Directions
Where in the data below does the word "Notes" appear? Copy every line that has it.
━━━ Extracted material
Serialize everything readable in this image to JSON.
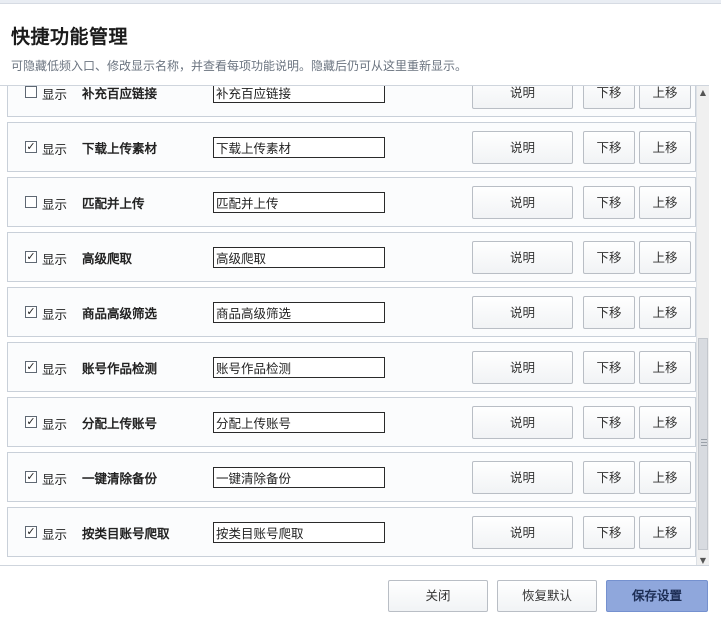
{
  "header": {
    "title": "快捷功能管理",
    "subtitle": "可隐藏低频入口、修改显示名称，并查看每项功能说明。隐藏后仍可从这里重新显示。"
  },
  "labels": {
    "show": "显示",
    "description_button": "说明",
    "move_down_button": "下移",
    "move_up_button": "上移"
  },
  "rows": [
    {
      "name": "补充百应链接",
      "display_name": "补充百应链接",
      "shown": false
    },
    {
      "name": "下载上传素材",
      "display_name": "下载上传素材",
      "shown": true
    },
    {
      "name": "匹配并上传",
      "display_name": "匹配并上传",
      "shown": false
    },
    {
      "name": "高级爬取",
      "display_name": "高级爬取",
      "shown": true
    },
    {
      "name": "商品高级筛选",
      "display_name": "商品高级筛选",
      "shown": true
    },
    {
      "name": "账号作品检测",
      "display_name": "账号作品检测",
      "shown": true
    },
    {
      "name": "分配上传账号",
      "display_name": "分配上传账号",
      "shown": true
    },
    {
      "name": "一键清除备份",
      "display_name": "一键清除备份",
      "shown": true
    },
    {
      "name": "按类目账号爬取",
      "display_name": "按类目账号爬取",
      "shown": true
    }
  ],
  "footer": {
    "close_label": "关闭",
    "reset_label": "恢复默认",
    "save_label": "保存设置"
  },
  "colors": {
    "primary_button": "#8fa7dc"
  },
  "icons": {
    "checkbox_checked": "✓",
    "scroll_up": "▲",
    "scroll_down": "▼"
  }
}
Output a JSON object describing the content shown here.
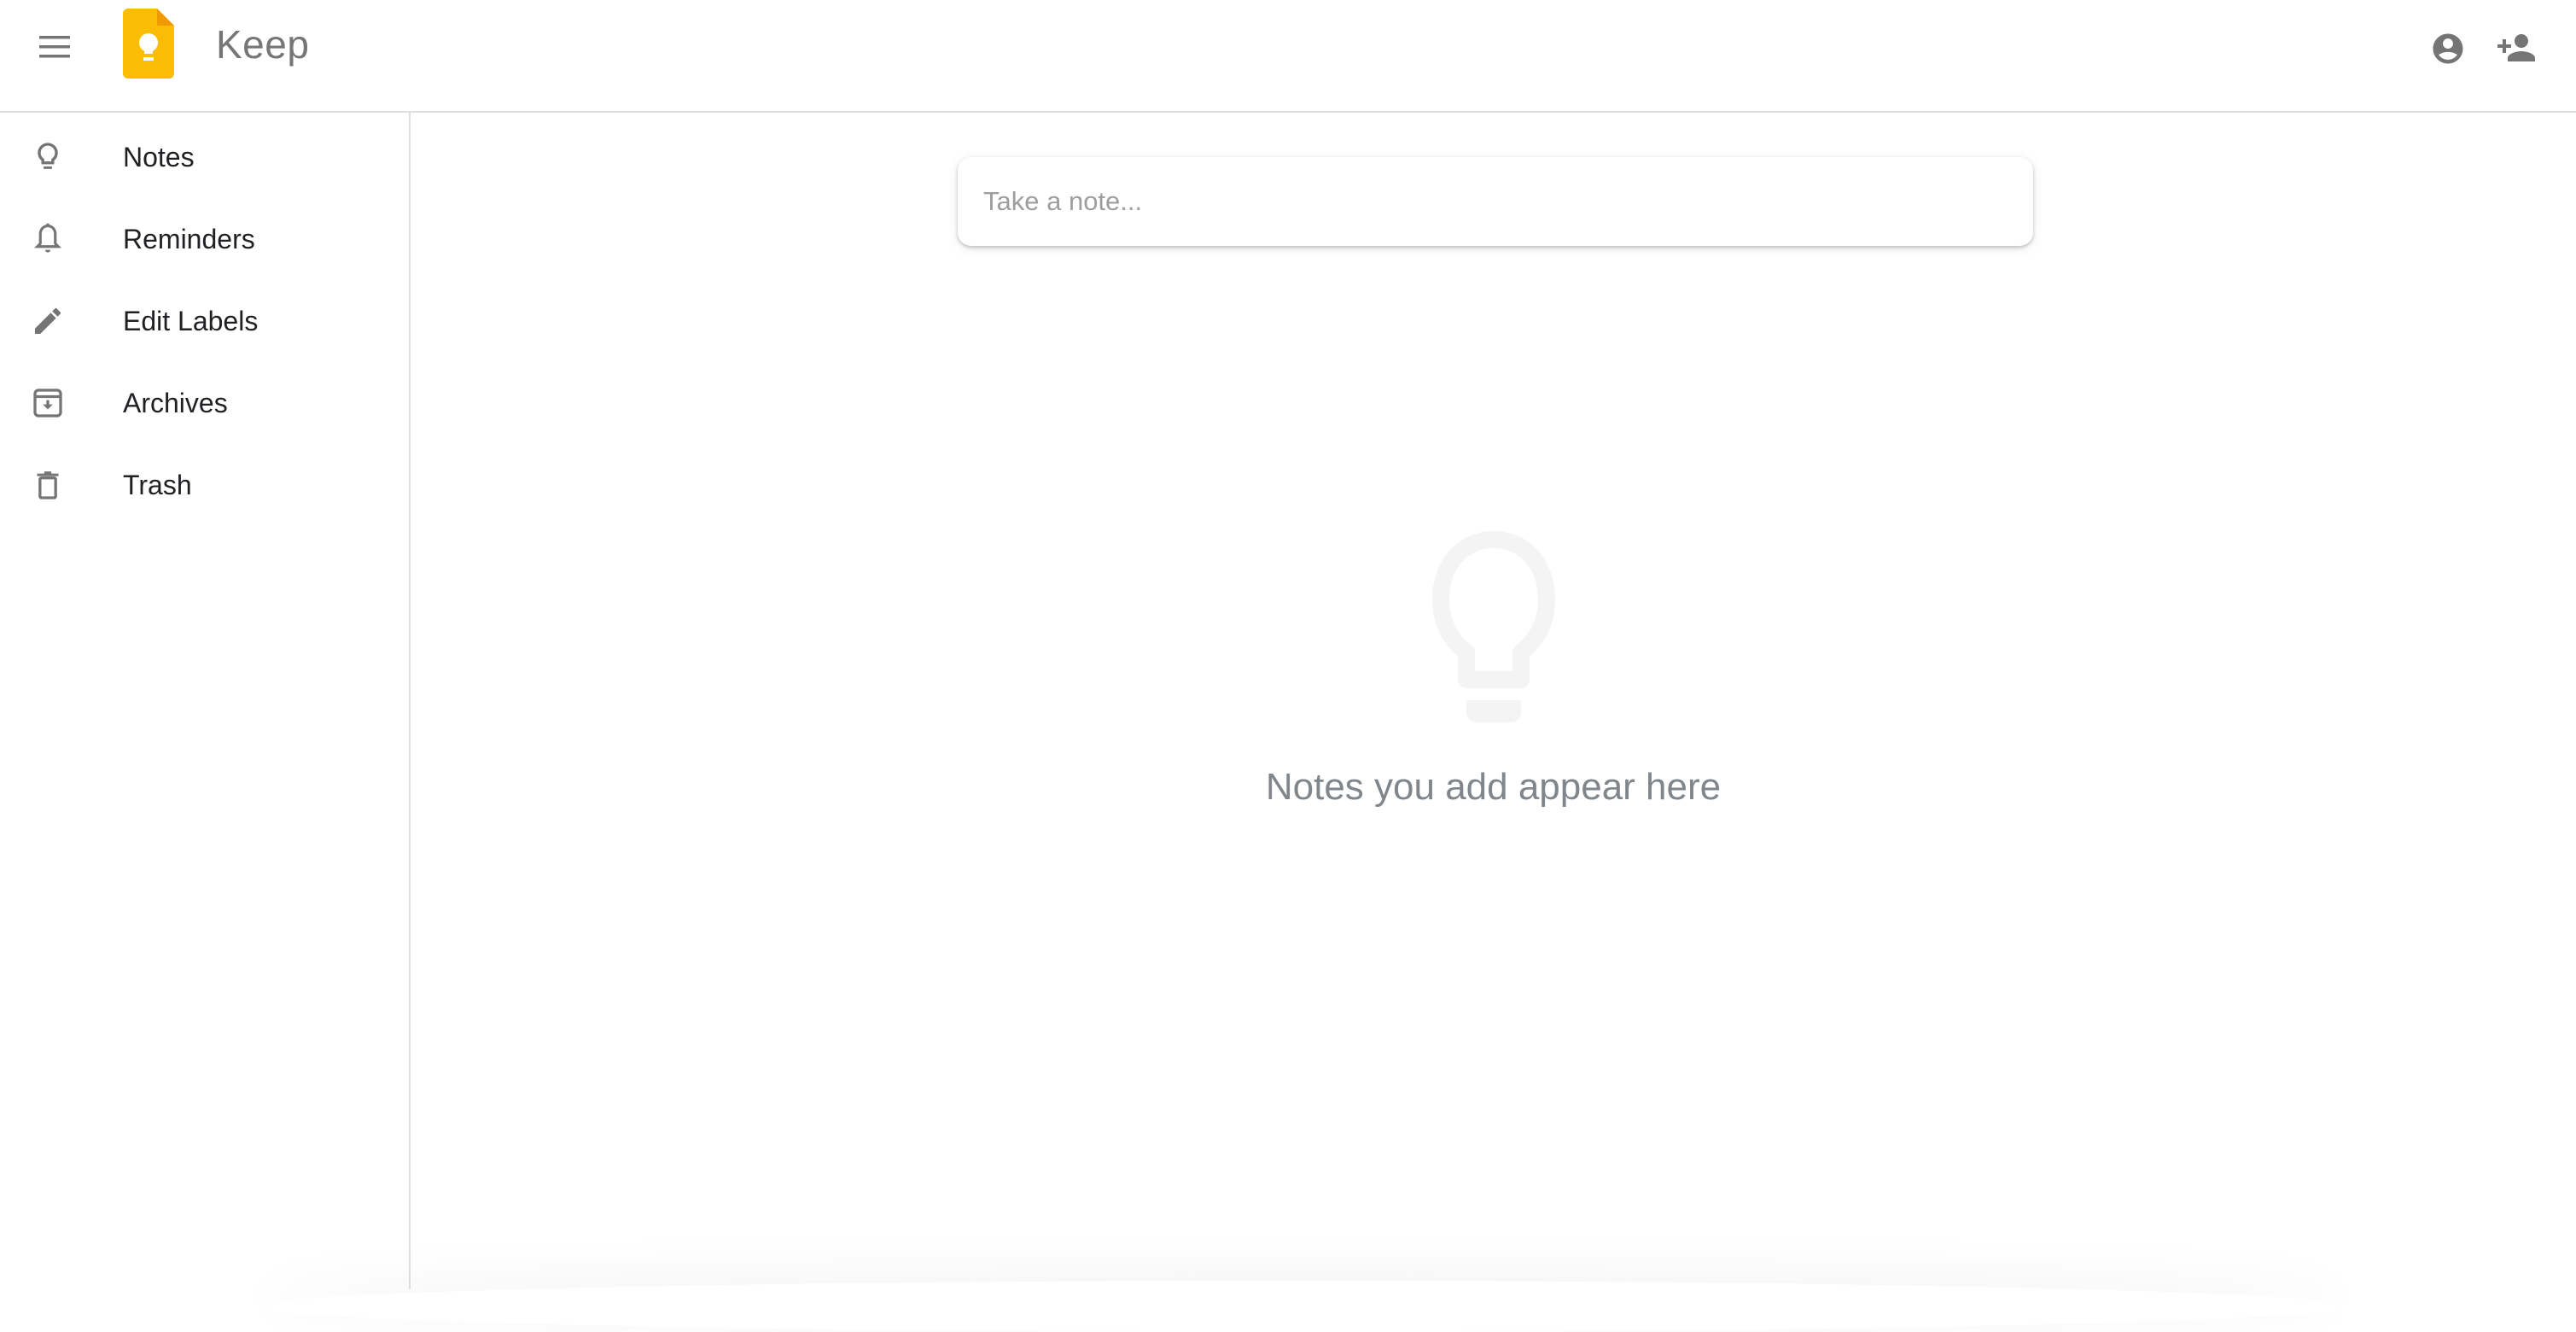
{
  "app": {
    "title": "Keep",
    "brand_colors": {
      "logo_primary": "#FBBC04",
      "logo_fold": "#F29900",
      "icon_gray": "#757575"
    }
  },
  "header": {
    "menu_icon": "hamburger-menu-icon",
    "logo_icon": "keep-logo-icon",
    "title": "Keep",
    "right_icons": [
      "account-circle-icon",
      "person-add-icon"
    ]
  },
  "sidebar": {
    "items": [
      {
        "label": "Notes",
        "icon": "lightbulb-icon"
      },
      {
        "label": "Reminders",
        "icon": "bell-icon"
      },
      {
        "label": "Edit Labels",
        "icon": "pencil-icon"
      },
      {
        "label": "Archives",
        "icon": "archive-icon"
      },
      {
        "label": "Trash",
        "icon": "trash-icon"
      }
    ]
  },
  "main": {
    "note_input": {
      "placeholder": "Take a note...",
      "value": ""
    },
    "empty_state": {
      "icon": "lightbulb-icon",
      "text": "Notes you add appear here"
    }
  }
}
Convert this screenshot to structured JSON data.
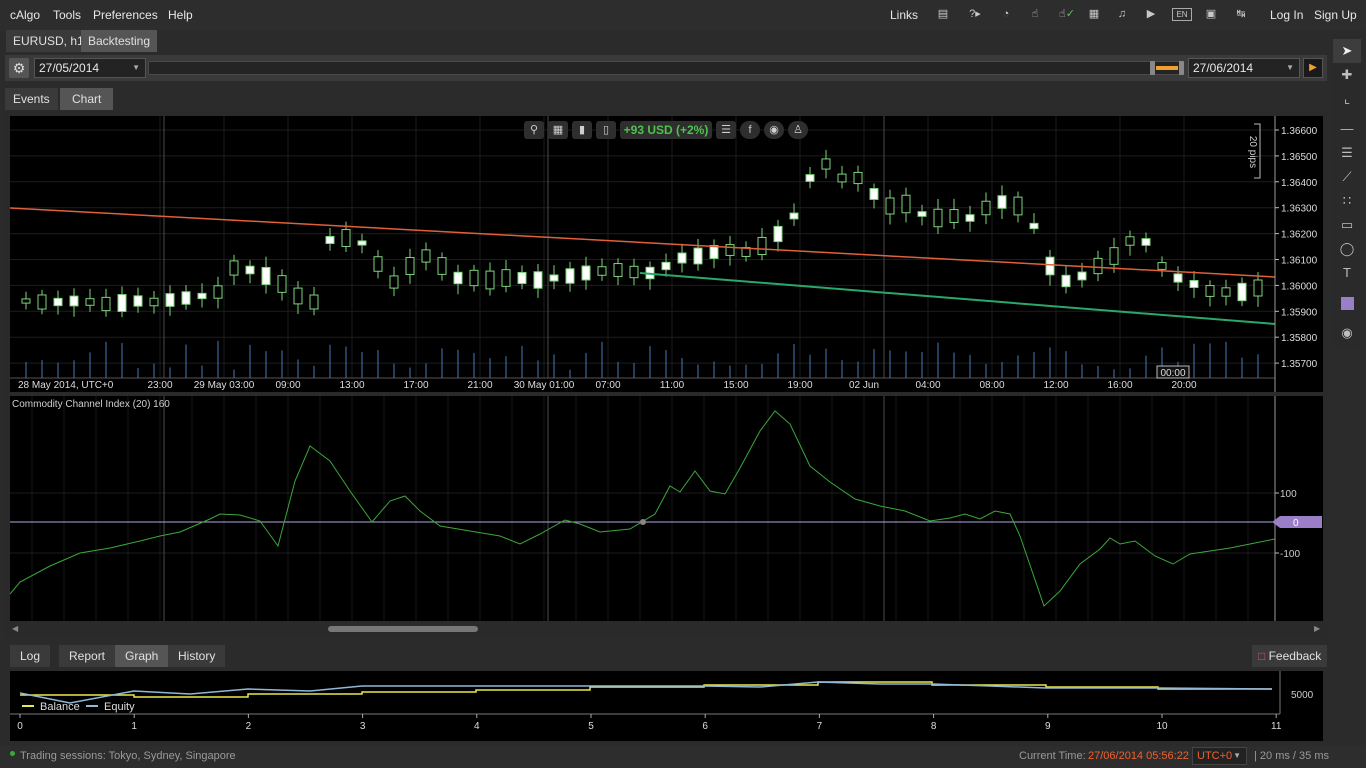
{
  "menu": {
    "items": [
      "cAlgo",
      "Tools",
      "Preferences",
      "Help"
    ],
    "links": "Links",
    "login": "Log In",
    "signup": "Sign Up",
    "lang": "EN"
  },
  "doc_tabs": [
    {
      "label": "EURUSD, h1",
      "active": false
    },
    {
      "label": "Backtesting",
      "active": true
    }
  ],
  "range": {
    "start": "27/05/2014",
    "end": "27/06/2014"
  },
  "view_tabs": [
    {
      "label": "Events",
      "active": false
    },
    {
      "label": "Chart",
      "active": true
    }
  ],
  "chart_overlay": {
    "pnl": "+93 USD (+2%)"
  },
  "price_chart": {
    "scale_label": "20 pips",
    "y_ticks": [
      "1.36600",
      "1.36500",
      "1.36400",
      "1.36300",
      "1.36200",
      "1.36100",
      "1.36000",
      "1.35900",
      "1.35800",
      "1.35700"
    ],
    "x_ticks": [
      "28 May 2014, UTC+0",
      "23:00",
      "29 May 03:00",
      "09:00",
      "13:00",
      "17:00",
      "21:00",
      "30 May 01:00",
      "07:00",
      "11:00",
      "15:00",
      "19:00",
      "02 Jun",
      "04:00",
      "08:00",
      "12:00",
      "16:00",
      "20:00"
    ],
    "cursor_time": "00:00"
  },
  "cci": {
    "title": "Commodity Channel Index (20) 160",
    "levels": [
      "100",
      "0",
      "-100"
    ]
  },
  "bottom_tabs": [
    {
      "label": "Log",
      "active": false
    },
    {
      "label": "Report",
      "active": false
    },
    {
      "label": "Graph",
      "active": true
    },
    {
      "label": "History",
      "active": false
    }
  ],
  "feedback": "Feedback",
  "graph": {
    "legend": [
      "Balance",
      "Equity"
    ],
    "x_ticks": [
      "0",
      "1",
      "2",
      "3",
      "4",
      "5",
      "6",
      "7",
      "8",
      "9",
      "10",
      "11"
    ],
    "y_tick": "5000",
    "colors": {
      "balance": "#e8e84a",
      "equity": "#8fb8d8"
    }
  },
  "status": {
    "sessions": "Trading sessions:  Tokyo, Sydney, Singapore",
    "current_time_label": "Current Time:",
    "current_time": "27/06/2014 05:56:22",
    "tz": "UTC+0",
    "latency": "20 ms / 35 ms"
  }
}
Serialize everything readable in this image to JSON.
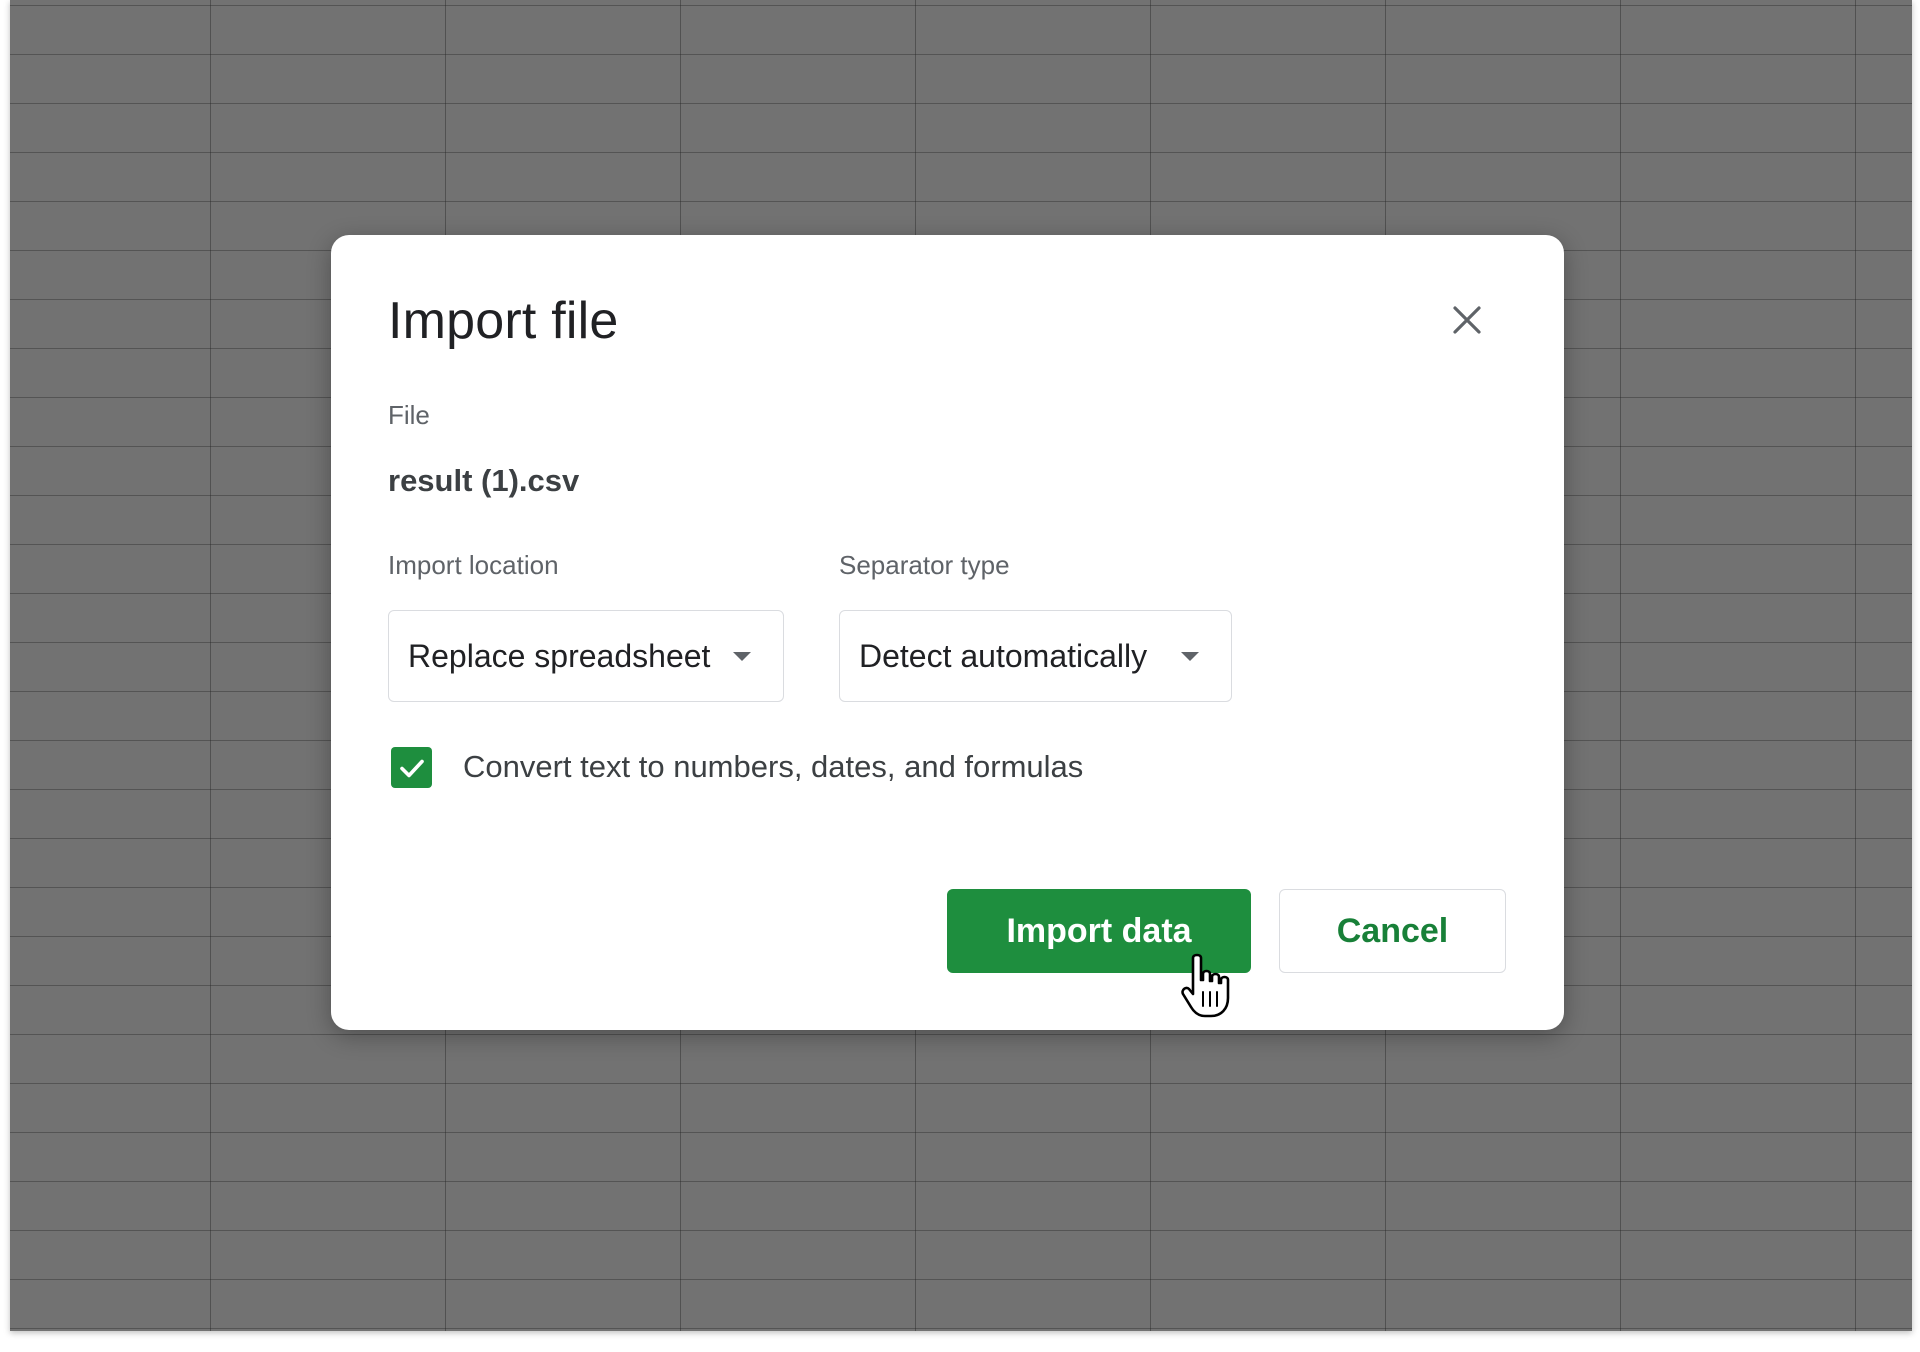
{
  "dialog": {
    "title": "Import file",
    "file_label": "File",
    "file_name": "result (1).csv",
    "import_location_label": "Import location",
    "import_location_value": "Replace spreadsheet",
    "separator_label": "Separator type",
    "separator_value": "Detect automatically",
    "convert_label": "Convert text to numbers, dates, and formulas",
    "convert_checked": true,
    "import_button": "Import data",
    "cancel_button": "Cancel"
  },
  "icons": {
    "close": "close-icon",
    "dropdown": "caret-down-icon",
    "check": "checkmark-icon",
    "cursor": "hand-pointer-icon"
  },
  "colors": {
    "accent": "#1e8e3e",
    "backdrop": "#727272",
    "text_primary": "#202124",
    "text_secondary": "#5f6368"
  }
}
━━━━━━
Your solution
        "label": "Notes",
      "text": "Notes you add appear here"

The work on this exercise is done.